Economy & Business

Business news

Big Pharma's competition to buy new cancer drugs

Aug 22, 2016

Pfizer announced on Monday that it will pay $14 billion to acquire Medivation, the company behind the prostate cancer drug Xtandi. The purchase will help make Pfizer a stronger presence in the lucrative cancer drug business, with the possibility of expanding Xtandi to breast cancer treatment.

At Six Flags Magic Mountain in Valencia, Calif., the New Revolution Virtual Reality Coaster hurtles you up, down and around — while you're wearing VR goggles over your eyes.

Twenty years ago, welfare as Americans knew it ended.

President Bill Clinton signed a welfare overhaul bill that limited benefits and encouraged poor people to find jobs.

"We're going to make it all new again, and see if we can't create a system of incentives which reinforce work and family and independence," Clinton said at a White House bill signing ceremony.

The goals were admirable: help poor families get into the workforce so they'd no longer need government aid. They'd get job training and support, such as help with child care.

The legacy of welfare reform, 20 years later

Aug 22, 2016
Caitlin Esch

When Marketplace’s Wealth and Poverty team started reporting on welfare reform almost a year ago, our goal was to follow the money. We wanted to know how federal welfare dollars were spent and to what impact. 

The answers involved nine months of digging deep into Excel spreadsheets, government contracts and state budgets, and the result was season one of our new podcast The Uncertain Hour. We not only learned about where the money went, but the effect this reform, enacted in 1996, has had on our country.

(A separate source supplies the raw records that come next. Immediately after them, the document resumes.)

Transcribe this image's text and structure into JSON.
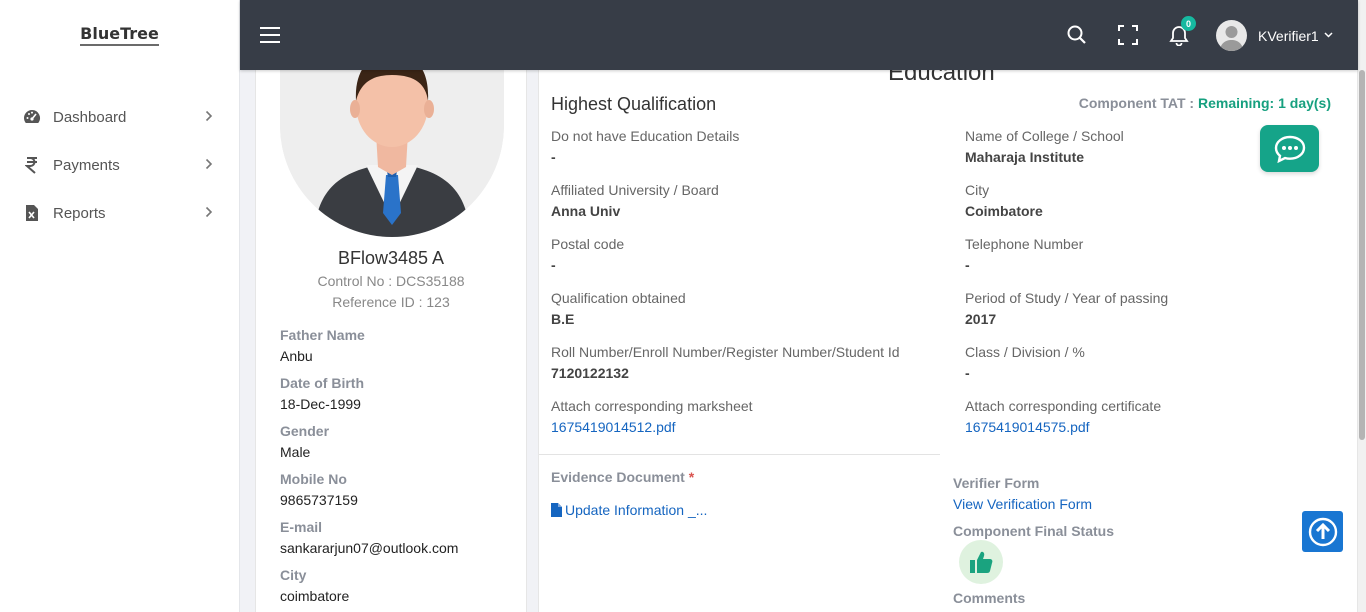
{
  "brand": {
    "name": "BlueTree"
  },
  "sidebar": {
    "items": [
      {
        "label": "Dashboard",
        "icon": "gauge-icon"
      },
      {
        "label": "Payments",
        "icon": "rupee-icon"
      },
      {
        "label": "Reports",
        "icon": "excel-file-icon"
      }
    ]
  },
  "topbar": {
    "notification_count": "0",
    "username": "KVerifier1"
  },
  "profile": {
    "name": "BFlow3485 A",
    "control_no": "Control No : DCS35188",
    "reference_id": "Reference ID : 123",
    "fields": [
      {
        "label": "Father Name",
        "value": "Anbu"
      },
      {
        "label": "Date of Birth",
        "value": "18-Dec-1999"
      },
      {
        "label": "Gender",
        "value": "Male"
      },
      {
        "label": "Mobile No",
        "value": "9865737159"
      },
      {
        "label": "E-mail",
        "value": "sankararjun07@outlook.com"
      },
      {
        "label": "City",
        "value": "coimbatore"
      }
    ]
  },
  "education": {
    "title": "Education",
    "section_title": "Highest Qualification",
    "tat_label": "Component TAT : ",
    "tat_value": "Remaining: 1 day(s)",
    "left_fields": [
      {
        "label": "Do not have Education Details",
        "value": "-"
      },
      {
        "label": "Affiliated University / Board",
        "value": "Anna Univ"
      },
      {
        "label": "Postal code",
        "value": "-"
      },
      {
        "label": "Qualification obtained",
        "value": "B.E"
      },
      {
        "label": "Roll Number/Enroll Number/Register Number/Student Id",
        "value": "7120122132"
      },
      {
        "label": "Attach corresponding marksheet",
        "value": "1675419014512.pdf"
      }
    ],
    "right_fields": [
      {
        "label": "Name of College / School",
        "value": "Maharaja Institute"
      },
      {
        "label": "City",
        "value": "Coimbatore"
      },
      {
        "label": "Telephone Number",
        "value": "-"
      },
      {
        "label": "Period of Study / Year of passing",
        "value": "2017"
      },
      {
        "label": "Class / Division / %",
        "value": "-"
      },
      {
        "label": "Attach corresponding certificate",
        "value": "1675419014575.pdf"
      }
    ],
    "evidence_label": "Evidence Document",
    "evidence_required": "*",
    "evidence_link": "Update Information _...",
    "verifier_form_label": "Verifier Form",
    "verifier_form_link": "View Verification Form",
    "final_status_label": "Component Final Status",
    "comments_label": "Comments"
  },
  "colors": {
    "topbar": "#373d47",
    "accent_green": "#16a07f",
    "link_blue": "#1565c0",
    "scroll_top_blue": "#1976d2"
  }
}
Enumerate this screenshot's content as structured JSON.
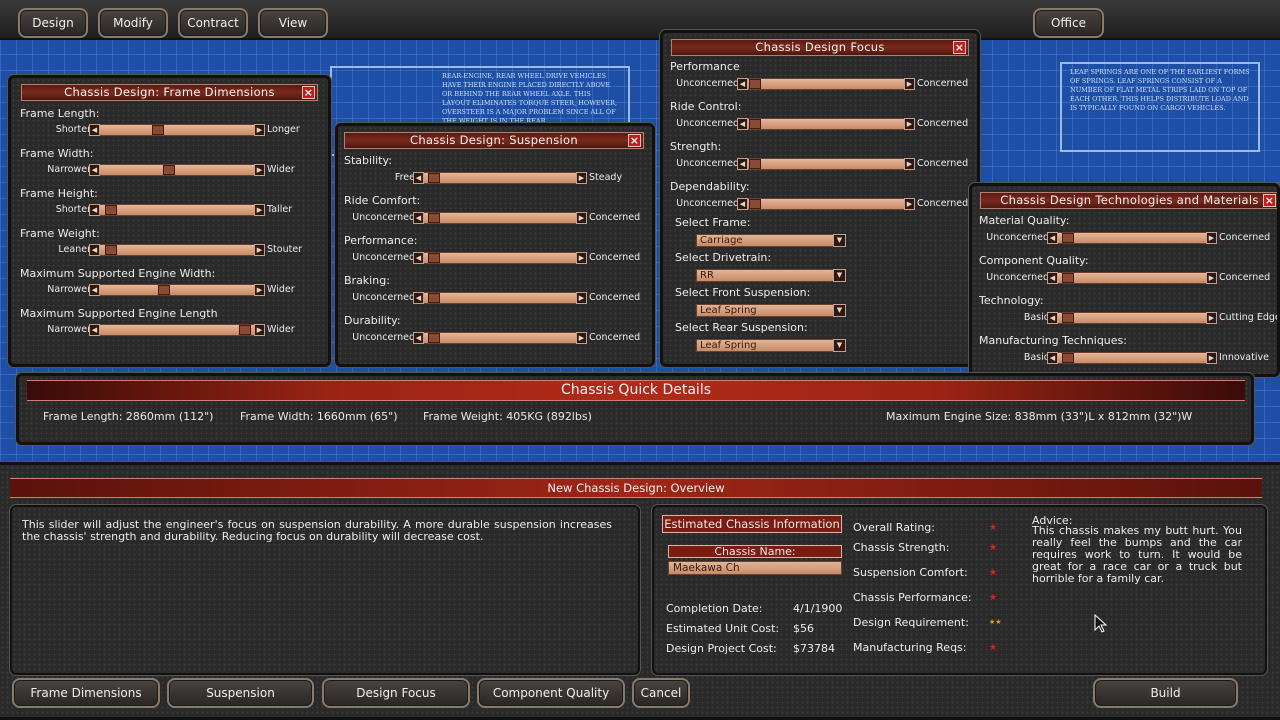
{
  "topbar": {
    "design": "Design",
    "modify": "Modify",
    "contract": "Contract",
    "view": "View",
    "office": "Office"
  },
  "blueprint_notes": {
    "rear_engine": "Rear-Engine, Rear Wheel Drive vehicles have their engine placed directly above or behind the rear wheel axle. This layout eliminates torque steer, however, oversteer is a major problem since all of the weight is in the rear.",
    "leaf_springs": "Leaf Springs are one of the earliest forms of springs. Leaf springs consist of a number of flat metal strips laid on top of each other. This helps distribute load and is typically found on cargo vehicles."
  },
  "frame_panel": {
    "title": "Chassis Design: Frame Dimensions",
    "rows": [
      {
        "label": "Frame Length:",
        "left": "Shorter",
        "right": "Longer",
        "value": 0.36
      },
      {
        "label": "Frame Width:",
        "left": "Narrower",
        "right": "Wider",
        "value": 0.44
      },
      {
        "label": "Frame Height:",
        "left": "Shorter",
        "right": "Taller",
        "value": 0.03
      },
      {
        "label": "Frame Weight:",
        "left": "Leaner",
        "right": "Stouter",
        "value": 0.03
      },
      {
        "label": "Maximum Supported Engine Width:",
        "left": "Narrower",
        "right": "Wider",
        "value": 0.4
      },
      {
        "label": "Maximum Supported Engine Length",
        "left": "Narrower",
        "right": "Wider",
        "value": 0.97
      }
    ]
  },
  "suspension_panel": {
    "title": "Chassis Design: Suspension",
    "rows": [
      {
        "label": "Stability:",
        "left": "Free",
        "right": "Steady",
        "value": 0.02
      },
      {
        "label": "Ride Comfort:",
        "left": "Unconcerned",
        "right": "Concerned",
        "value": 0.02
      },
      {
        "label": "Performance:",
        "left": "Unconcerned",
        "right": "Concerned",
        "value": 0.02
      },
      {
        "label": "Braking:",
        "left": "Unconcerned",
        "right": "Concerned",
        "value": 0.02
      },
      {
        "label": "Durability:",
        "left": "Unconcerned",
        "right": "Concerned",
        "value": 0.02
      }
    ]
  },
  "focus_panel": {
    "title": "Chassis Design Focus",
    "rows": [
      {
        "label": "Performance",
        "left": "Unconcerned",
        "right": "Concerned",
        "value": 0.0
      },
      {
        "label": "Ride Control:",
        "left": "Unconcerned",
        "right": "Concerned",
        "value": 0.0
      },
      {
        "label": "Strength:",
        "left": "Unconcerned",
        "right": "Concerned",
        "value": 0.0
      },
      {
        "label": "Dependability:",
        "left": "Unconcerned",
        "right": "Concerned",
        "value": 0.0
      }
    ],
    "selects": [
      {
        "label": "Select Frame:",
        "value": "Carriage"
      },
      {
        "label": "Select Drivetrain:",
        "value": "RR"
      },
      {
        "label": "Select Front Suspension:",
        "value": "Leaf Spring"
      },
      {
        "label": "Select Rear Suspension:",
        "value": "Leaf Spring"
      }
    ]
  },
  "tech_panel": {
    "title": "Chassis Design Technologies and Materials",
    "rows": [
      {
        "label": "Material Quality:",
        "left": "Unconcerned",
        "right": "Concerned",
        "value": 0.02
      },
      {
        "label": "Component Quality:",
        "left": "Unconcerned",
        "right": "Concerned",
        "value": 0.02
      },
      {
        "label": "Technology:",
        "left": "Basic",
        "right": "Cutting Edge",
        "value": 0.02
      },
      {
        "label": "Manufacturing Techniques:",
        "left": "Basic",
        "right": "Innovative",
        "value": 0.02
      }
    ]
  },
  "quick_details": {
    "title": "Chassis Quick Details",
    "frame_length": "Frame Length: 2860mm  (112\")",
    "frame_width": "Frame Width: 1660mm  (65\")",
    "frame_weight": "Frame Weight: 405KG  (892lbs)",
    "max_engine": "Maximum Engine Size:  838mm  (33\")L  x  812mm  (32\")W"
  },
  "overview": {
    "title": "New Chassis Design: Overview",
    "description": "This slider will adjust the engineer's focus on suspension durability. A more durable suspension increases the chassis' strength and durability. Reducing focus on durability will decrease cost.",
    "est_info": "Estimated Chassis Information",
    "name_label": "Chassis Name:",
    "name_value": "Maekawa Ch",
    "completion_label": "Completion Date:",
    "completion_value": "4/1/1900",
    "unit_cost_label": "Estimated Unit Cost:",
    "unit_cost_value": "$56",
    "project_cost_label": "Design Project Cost:",
    "project_cost_value": "$73784",
    "ratings": [
      {
        "label": "Overall Rating:",
        "stars": 0.5
      },
      {
        "label": "Chassis Strength:",
        "stars": 0.5
      },
      {
        "label": "Suspension Comfort:",
        "stars": 0.5
      },
      {
        "label": "Chassis Performance:",
        "stars": 0.5
      },
      {
        "label": "Design Requirement:",
        "stars": 1
      },
      {
        "label": "Manufacturing Reqs:",
        "stars": 0.5
      }
    ],
    "advice_label": "Advice:",
    "advice_text": "This chassis makes my butt hurt. You really feel the bumps and the car requires work to turn. It would be great for a race car or a truck but horrible for a family car."
  },
  "bottom_buttons": {
    "frame": "Frame Dimensions",
    "suspension": "Suspension",
    "focus": "Design Focus",
    "component": "Component Quality",
    "cancel": "Cancel",
    "build": "Build"
  },
  "colors": {
    "accent_red": "#9a2414",
    "slider": "#d9a07e",
    "blueprint": "#1d4fa6"
  }
}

Ruby Duncan: The Activist

Aug 22, 2016

Ed note: After President Bill Clinton signed a bill that “ended welfare as we know it” in 1996, major changes occurred in who could receive cash assistance and how states could spend their welfare money. We explore the uncertainties of welfare in the first season of  The Uncertain Hour podcast.  Along the way, we met a lot of people who changed, or were changed by, welfare.

In Japan, seniors are half of all welfare recipients

Aug 22, 2016
Adam Allington

Some experts say we have what amounts to a “retirement funding crisis” here in the United States. That, given longer lifespans, many retirees aren’t able to get by on savings and Social Security alone.

Well, seniors in Japan are also struggling, and in many cases the situation is much worse.

As of March, people 65 or older now account for more than half of all households living on welfare.

The situation is the result of several pieces of bad news, which economist Matthew Goodman at the Center for Strategic and International Studies describes as the “three Ds.”

On an ordinary day, you might miss this slip of a shop wedged between a veterinary clinic and a grocery store in Paris' popular Bastille neighborhood. But on an empty August afternoon, the Clinique du Rasoir Electrique — the Electric Razor Clinic — jumps right out at me.

Here, in a cluttered shop from a bygone era, 73-year-old Jacques Guillaume has been repairing electric razors since 1962. He says he's the last of a kind.

George Curry, the legendary columnist, commentator and champion of black journalists, died of sudden heart failure on Saturday. He was 69.

Lou Pearlman, the impresario behind boy band giants such as the Backstreet Boys and *NSYNC, has died in prison where he is serving a 25-year sentence tied to a $300 million Ponzi scheme.

The Federal Bureau of Prisons said 62-year-old Pearlman died on Friday, without specifying a cause of death.

Along with the Ponzi scheme allegations, Pearlman has also faced accusations of sexual misconduct against numerous young boy band members, first detailed in a 2007 Vanity Fair article.

Copyright 2016 NPR. To see more, visit NPR.


Copyright 2016 NPR. To see more, visit NPR.

Copyright 2016 NPR. To see more, visit NPR.

Copyright 2016 NPR. To see more, visit

Copyright 2016 NPR. To see more, visit

The massive container ships that ply the high seas bring us pineapples and mangoes in winter, and computers and cheap t-shirts all year round. But the shipping industry is a volatile, cyclical and ferociously competitive business. There are good years and bad years.

And then there's this year.